But the law has got to protect the most vulnerable in society.
One expert says that would be difficult if the law changed.
It wouldn't protect those who are vulnerable or disabled.
In a way, I don't think it's possible...
..to be certain...
..that everyone is protected.
What the English call a 'slippery slope'.
If you allow one thing, you can start to slip down the slope...
..and allow things you hadn't originally planned to.
One or two will slip through the net...
..and mistakes are inevitable, aren't they?
On the other hand, hundreds of people live...
..with a terrible quality of life.
Some of them want to end their lives.
By helping his wife, Aled broke the law.
He voluntarily told the police everything.
I was open with them.
Two or three months later...
..I had to give a statement to the police under caution.
But they didn't arrest me.
Following the ruling of the Law Lords in 2009...
..the Director of Public Prosecutions...
..announced what circumstances could lead to the prosecution...
..of a person who has helped a patient die.
Aled Owen will not be prosecuted.
You must have the checks and balances.
The CPS has around 20 guidelines to check...
..to make sure you're not taking advantage of anyone.
It's still against the law to do it...
..but it's not in the public interest to take it forward.
I think that's right.
Janet was cremated in Zurich and there's no grave here.
There's nothing here.
I built a memorial at the top...
..where I can go to remember her...
..and to bury her ashes.
I'm sure she left us too early...
..when she was fit.
If you could do it here...
..I'm sure she would have waited.
That's all I'd like to see happen.
You should have the right to do it in your own home...
..with your family, instead of travelling to Switzerland...
..or somewhere else.
If you want more information or details on tonight's subject...
..call our helpline on 0800 83 44 44.
The calls are free from BT landlines...
..and the lines will be open for a week.
And there's more information at www.S4C.co.uk/help
Subtitles by Red Bee Media Ltd
Profiad dyn a helpodd ei gymar i deithio i glinig yn y Swistir lle cafodd gymorth i farw.
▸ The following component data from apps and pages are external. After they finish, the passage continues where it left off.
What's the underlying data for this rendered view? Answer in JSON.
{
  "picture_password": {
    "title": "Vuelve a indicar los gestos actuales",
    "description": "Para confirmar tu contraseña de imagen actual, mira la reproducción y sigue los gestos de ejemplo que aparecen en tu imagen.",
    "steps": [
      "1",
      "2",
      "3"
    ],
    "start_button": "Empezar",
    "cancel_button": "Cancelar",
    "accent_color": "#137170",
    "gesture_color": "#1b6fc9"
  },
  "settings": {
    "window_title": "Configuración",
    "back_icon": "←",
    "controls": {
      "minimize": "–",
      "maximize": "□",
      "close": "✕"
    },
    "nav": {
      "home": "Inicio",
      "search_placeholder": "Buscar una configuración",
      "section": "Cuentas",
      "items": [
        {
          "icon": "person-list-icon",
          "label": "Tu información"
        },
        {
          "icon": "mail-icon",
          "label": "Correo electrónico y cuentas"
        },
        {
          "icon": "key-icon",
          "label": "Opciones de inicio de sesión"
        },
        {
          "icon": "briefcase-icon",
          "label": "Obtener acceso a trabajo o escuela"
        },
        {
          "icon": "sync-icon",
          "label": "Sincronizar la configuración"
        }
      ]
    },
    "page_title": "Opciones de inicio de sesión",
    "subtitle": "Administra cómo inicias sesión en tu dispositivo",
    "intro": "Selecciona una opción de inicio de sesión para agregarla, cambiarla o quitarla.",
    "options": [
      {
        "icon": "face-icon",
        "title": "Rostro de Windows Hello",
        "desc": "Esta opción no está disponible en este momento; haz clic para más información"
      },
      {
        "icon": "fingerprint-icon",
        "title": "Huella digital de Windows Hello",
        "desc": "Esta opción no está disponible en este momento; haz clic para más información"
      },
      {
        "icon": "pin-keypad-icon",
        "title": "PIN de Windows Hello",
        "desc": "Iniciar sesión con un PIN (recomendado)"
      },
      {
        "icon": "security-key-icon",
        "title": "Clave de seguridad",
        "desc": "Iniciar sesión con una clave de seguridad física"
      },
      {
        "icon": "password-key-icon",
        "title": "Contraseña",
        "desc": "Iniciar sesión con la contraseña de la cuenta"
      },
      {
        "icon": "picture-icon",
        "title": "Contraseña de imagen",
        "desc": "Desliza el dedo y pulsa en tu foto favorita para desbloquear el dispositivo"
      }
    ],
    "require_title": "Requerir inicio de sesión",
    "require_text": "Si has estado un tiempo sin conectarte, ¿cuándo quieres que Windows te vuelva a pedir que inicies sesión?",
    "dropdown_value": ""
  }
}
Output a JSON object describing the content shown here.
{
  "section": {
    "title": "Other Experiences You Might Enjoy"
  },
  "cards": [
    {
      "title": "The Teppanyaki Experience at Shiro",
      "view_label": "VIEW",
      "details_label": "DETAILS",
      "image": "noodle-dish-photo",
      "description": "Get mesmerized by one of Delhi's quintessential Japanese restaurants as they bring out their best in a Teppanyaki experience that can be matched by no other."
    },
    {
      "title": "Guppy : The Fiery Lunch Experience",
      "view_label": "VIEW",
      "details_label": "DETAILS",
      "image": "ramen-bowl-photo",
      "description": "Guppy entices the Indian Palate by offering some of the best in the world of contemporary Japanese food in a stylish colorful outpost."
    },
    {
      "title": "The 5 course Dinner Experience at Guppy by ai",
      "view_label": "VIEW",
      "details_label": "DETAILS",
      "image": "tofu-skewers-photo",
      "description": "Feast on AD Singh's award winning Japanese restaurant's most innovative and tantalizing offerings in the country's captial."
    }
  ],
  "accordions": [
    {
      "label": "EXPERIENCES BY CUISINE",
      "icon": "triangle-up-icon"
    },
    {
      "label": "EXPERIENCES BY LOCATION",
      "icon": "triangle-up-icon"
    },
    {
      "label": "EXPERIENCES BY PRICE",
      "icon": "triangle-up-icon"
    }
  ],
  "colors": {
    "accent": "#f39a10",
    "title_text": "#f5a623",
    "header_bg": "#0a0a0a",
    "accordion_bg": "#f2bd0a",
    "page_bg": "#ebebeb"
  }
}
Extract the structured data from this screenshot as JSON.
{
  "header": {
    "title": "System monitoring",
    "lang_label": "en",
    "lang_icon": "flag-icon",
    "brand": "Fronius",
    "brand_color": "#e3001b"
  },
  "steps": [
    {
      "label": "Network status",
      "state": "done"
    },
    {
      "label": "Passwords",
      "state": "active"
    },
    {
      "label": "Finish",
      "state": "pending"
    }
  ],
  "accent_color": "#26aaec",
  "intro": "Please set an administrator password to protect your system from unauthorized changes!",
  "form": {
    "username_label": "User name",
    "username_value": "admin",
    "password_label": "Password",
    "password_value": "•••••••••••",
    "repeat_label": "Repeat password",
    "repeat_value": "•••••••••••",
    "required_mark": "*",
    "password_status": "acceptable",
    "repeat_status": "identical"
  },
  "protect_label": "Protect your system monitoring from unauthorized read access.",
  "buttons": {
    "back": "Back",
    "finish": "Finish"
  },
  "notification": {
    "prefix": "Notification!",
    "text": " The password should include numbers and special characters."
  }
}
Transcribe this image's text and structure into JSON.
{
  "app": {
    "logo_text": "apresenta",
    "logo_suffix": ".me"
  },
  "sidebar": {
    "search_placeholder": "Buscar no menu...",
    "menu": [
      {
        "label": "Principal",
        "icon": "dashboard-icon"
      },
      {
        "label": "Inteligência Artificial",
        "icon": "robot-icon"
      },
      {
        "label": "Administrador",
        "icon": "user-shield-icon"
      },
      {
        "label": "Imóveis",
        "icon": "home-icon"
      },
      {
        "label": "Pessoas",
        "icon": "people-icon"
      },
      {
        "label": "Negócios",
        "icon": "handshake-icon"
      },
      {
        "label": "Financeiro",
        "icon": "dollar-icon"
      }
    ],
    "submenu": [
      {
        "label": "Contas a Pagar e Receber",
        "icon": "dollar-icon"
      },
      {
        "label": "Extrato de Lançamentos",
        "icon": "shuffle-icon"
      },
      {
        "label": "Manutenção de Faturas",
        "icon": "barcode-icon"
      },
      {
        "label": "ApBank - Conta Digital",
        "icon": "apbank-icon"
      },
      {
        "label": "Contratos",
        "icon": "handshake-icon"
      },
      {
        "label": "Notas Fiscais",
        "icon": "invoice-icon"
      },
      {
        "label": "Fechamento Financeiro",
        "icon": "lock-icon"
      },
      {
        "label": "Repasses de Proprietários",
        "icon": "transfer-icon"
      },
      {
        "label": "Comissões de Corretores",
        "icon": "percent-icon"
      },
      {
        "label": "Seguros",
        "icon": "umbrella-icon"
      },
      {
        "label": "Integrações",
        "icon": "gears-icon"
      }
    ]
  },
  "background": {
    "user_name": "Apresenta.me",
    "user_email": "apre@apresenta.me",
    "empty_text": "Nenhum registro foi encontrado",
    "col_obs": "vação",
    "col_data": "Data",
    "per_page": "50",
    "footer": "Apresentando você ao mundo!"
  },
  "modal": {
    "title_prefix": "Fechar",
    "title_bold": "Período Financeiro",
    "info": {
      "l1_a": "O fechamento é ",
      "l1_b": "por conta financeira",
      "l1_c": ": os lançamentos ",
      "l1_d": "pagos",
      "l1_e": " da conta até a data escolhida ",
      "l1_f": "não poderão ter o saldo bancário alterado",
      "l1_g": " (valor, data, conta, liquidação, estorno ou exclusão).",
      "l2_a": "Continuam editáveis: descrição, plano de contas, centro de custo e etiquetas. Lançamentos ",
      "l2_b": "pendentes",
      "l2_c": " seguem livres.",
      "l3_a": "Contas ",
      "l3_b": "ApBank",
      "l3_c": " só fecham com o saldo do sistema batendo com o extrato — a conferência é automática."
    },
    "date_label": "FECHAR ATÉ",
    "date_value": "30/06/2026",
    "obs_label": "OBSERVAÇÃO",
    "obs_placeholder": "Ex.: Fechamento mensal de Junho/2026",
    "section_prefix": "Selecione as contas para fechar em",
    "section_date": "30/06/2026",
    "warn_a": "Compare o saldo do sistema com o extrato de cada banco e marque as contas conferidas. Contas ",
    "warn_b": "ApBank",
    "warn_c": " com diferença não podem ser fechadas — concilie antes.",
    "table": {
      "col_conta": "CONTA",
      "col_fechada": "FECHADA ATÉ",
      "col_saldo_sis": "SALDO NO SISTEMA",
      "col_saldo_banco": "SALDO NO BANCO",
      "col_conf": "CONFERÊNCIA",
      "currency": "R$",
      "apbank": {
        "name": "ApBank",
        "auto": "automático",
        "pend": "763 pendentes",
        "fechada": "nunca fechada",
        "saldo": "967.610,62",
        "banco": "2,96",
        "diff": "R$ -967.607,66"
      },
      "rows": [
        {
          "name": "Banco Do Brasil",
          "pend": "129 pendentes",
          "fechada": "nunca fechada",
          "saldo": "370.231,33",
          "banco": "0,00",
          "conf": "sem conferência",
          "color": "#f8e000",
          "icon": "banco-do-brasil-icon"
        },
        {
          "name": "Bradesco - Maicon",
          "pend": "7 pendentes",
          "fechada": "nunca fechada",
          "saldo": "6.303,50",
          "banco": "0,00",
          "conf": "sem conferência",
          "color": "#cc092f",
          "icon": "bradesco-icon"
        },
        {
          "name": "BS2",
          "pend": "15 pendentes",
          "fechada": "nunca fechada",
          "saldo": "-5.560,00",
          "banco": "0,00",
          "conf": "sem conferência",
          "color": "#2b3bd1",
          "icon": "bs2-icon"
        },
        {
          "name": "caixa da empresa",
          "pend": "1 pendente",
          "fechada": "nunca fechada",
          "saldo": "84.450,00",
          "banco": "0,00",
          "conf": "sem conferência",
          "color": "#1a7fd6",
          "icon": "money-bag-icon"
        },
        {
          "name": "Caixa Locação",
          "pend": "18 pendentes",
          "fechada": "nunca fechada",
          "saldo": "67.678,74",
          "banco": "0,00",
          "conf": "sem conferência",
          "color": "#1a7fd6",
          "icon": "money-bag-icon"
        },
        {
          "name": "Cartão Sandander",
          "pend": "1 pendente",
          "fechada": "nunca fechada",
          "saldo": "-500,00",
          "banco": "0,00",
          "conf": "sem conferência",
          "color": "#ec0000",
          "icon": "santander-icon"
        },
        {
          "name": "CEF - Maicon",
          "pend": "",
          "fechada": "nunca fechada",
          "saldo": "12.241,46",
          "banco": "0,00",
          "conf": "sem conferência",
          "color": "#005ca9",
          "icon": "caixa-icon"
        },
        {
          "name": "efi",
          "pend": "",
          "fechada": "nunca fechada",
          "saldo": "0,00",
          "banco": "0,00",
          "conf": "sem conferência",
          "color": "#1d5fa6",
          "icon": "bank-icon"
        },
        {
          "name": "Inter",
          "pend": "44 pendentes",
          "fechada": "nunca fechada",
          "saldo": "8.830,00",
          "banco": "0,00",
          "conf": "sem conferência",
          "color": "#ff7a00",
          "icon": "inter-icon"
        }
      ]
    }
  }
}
Mae Aled Owen yn galw am newid yn y gyfraith i wneud pethau'n haws i bobl mewn sefyllfa debyg. The experience of a man who helped his wife travel to an assisted suicide clinic in Switzerland. Aled Owen calls for a change in the law to make it easier for others in a similar situation.